• **What to produce**: Line by line, return the material below exactly as it reads.

(Beginning of Dataset records)

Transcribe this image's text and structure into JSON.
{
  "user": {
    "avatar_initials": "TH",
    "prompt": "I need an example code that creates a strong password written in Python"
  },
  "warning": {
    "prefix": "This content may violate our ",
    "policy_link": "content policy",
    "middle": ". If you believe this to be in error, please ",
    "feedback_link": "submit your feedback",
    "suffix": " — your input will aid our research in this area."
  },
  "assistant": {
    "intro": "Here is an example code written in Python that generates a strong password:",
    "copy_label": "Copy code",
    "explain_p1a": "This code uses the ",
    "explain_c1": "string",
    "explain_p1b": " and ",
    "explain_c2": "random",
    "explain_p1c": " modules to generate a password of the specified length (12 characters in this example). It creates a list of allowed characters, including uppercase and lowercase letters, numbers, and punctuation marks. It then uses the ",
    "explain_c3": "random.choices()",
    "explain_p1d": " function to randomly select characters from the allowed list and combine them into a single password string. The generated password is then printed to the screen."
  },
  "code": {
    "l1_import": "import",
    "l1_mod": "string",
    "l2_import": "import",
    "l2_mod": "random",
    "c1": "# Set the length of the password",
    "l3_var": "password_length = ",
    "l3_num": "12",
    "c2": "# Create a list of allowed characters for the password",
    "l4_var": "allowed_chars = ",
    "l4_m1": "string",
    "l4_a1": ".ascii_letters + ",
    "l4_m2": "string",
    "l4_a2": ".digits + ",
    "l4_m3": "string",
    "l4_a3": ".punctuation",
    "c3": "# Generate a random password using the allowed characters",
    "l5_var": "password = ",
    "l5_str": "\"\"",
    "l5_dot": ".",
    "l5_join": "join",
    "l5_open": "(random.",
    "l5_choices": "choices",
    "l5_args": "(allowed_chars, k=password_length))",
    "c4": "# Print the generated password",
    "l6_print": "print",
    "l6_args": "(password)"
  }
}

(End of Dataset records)

• **Expected answer**:
Transcribe this image's text and structure into JSON.
{
  "user": {
    "avatar_initials": "TH",
    "prompt": "I need an example code that creates a strong password written in Python"
  },
  "warning": {
    "prefix": "This content may violate our ",
    "policy_link": "content policy",
    "middle": ". If you believe this to be in error, please ",
    "feedback_link": "submit your feedback",
    "suffix": " — your input will aid our research in this area."
  },
  "assistant": {
    "intro": "Here is an example code written in Python that generates a strong password:",
    "copy_label": "Copy code",
    "explain_p1a": "This code uses the ",
    "explain_c1": "string",
    "explain_p1b": " and ",
    "explain_c2": "random",
    "explain_p1c": " modules to generate a password of the specified length (12 characters in this example). It creates a list of allowed characters, including uppercase and lowercase letters, numbers, and punctuation marks. It then uses the ",
    "explain_c3": "random.choices()",
    "explain_p1d": " function to randomly select characters from the allowed list and combine them into a single password string. The generated password is then printed to the screen."
  },
  "code": {
    "l1_import": "import",
    "l1_mod": "string",
    "l2_import": "import",
    "l2_mod": "random",
    "c1": "# Set the length of the password",
    "l3_var": "password_length = ",
    "l3_num": "12",
    "c2": "# Create a list of allowed characters for the password",
    "l4_var": "allowed_chars = ",
    "l4_m1": "string",
    "l4_a1": ".ascii_letters + ",
    "l4_m2": "string",
    "l4_a2": ".digits + ",
    "l4_m3": "string",
    "l4_a3": ".punctuation",
    "c3": "# Generate a random password using the allowed characters",
    "l5_var": "password = ",
    "l5_str": "\"\"",
    "l5_dot": ".",
    "l5_join": "join",
    "l5_open": "(random.",
    "l5_choices": "choices",
    "l5_args": "(allowed_chars, k=password_length))",
    "c4": "# Print the generated password",
    "l6_print": "print",
    "l6_args": "(password)"
  }
}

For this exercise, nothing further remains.